It’s actually come in and said, “Okay, the following processes are very frequent on the VMs within this group and are highly recommended for whitelisting rules.” So you can create these whitelists, and then you can later change the policy to enforce them. So right now we’re in audit mode, so it’s just looking at the machines and seeing what they’re doing. But once we know what they’re doing, we can enforce it, and then we can make sure that anything that doesn’t comply with those rules is denied. So this is a way to look at what’s inside the VM, what it’s actually doing, what processes it’s running, and say yes, you can run that processor; no, you cannot run that process. And that’s one of these next-generation security mechanisms that a lot of people are moving towards. And finally, the last thing I’ll show you if you go back to the home screen, back to Security Center, is that if we scroll all the way down, we also have our security alerts section. So this will identify all the common alerts for you. If you scroll down, you can see that the failed RDP brute force attack is there.
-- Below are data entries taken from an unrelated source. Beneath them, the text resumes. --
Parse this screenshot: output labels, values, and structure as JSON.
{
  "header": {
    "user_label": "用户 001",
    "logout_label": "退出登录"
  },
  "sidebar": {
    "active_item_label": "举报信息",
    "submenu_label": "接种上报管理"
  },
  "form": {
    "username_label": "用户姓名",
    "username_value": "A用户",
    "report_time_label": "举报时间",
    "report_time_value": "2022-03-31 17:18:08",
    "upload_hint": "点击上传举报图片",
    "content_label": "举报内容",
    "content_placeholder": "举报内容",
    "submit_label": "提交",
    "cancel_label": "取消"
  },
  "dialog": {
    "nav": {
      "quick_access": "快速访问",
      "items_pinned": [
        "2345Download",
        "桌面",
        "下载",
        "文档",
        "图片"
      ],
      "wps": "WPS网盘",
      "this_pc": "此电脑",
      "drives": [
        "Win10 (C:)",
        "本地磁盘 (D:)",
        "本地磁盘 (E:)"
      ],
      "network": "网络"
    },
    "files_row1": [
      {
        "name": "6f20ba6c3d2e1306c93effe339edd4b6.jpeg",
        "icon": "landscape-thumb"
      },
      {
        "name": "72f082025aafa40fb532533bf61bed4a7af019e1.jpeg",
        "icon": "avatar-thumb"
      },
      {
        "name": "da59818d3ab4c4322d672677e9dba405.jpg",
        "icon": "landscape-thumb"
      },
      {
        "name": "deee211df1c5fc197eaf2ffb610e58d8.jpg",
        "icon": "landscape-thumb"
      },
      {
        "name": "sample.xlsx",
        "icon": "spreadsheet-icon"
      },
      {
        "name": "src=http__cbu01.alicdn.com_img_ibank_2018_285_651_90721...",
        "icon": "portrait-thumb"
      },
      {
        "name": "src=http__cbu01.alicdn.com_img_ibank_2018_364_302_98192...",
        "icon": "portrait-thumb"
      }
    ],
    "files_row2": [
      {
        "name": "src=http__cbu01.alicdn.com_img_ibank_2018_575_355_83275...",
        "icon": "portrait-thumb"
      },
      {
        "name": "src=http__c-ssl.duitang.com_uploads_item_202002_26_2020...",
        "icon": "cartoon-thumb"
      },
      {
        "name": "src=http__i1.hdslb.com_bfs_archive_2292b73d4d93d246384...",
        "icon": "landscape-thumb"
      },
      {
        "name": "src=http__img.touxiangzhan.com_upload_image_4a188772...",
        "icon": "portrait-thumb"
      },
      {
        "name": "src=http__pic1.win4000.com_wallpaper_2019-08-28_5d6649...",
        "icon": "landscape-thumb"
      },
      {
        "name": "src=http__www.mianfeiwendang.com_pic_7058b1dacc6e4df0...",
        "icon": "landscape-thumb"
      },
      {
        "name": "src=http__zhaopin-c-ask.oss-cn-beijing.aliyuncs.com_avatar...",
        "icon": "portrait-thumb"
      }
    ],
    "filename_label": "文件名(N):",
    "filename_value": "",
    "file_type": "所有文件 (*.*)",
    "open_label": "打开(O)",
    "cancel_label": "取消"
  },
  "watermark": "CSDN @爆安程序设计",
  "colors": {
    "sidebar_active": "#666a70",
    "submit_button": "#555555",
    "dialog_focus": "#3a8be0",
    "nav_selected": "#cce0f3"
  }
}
There’s suspicious incoming RDP network activity. We also have threat intelligence and custom rules, which are currently in preview but are coming pretty quickly. And this will allow you to customise all the rules and decide what you do with them. What exactly do you want to be alerted about? You can also now integrate with Azure policy, which is also in preview, so you can create your own security policies and incorporate them as well. And just to hit the threat intelligence, which I don’t have completely running in the lab here, you can see a threat intelligence dashboard. I’ll just hit one of these, and this will actually show you analytics on a global scale and show you where your threats are and try to help you identify all the different threats across different countries. So, hopefully, this gives you an idea of how you can not only prevent threats but also respond to them when they occur. And some of the other administrative tools that you can use, such as time access and adaptive application controls, to further secure the environment. And with that, this concludes the demonstration.